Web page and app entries
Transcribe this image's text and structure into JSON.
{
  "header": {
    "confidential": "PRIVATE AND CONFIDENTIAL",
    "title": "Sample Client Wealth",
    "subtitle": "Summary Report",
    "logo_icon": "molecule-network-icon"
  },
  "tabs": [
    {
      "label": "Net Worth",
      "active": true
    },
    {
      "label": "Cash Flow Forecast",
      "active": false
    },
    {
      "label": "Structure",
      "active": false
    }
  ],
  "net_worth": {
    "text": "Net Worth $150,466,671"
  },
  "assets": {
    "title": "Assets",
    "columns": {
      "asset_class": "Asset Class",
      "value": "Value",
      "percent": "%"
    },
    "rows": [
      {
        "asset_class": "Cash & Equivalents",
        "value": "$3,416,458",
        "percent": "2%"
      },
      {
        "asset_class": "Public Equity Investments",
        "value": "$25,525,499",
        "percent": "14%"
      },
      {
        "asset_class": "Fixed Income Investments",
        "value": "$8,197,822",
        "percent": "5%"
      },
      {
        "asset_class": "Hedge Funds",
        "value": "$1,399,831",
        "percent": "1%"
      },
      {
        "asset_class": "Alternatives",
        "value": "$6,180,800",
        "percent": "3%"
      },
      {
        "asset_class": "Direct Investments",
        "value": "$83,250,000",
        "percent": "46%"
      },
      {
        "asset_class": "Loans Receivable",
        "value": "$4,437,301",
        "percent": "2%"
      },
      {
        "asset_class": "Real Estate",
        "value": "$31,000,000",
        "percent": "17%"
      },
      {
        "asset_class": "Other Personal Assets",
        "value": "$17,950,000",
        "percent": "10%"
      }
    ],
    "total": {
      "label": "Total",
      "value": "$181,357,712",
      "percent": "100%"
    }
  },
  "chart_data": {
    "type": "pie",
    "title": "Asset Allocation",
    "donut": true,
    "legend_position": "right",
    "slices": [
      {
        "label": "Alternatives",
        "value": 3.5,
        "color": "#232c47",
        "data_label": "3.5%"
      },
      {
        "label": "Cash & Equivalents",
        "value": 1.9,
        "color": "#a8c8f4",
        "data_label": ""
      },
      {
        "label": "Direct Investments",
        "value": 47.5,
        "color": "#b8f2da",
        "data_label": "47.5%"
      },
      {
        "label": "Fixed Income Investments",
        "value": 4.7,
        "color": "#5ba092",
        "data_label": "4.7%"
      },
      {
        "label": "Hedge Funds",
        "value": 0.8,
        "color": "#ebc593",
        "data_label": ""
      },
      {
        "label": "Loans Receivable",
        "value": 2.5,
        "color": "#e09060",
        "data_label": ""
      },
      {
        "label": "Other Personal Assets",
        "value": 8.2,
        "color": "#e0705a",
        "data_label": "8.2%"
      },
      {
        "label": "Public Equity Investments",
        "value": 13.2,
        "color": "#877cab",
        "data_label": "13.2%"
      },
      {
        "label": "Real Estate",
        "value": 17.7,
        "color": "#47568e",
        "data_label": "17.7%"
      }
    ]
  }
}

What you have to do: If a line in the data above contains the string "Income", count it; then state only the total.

Problem solution: 2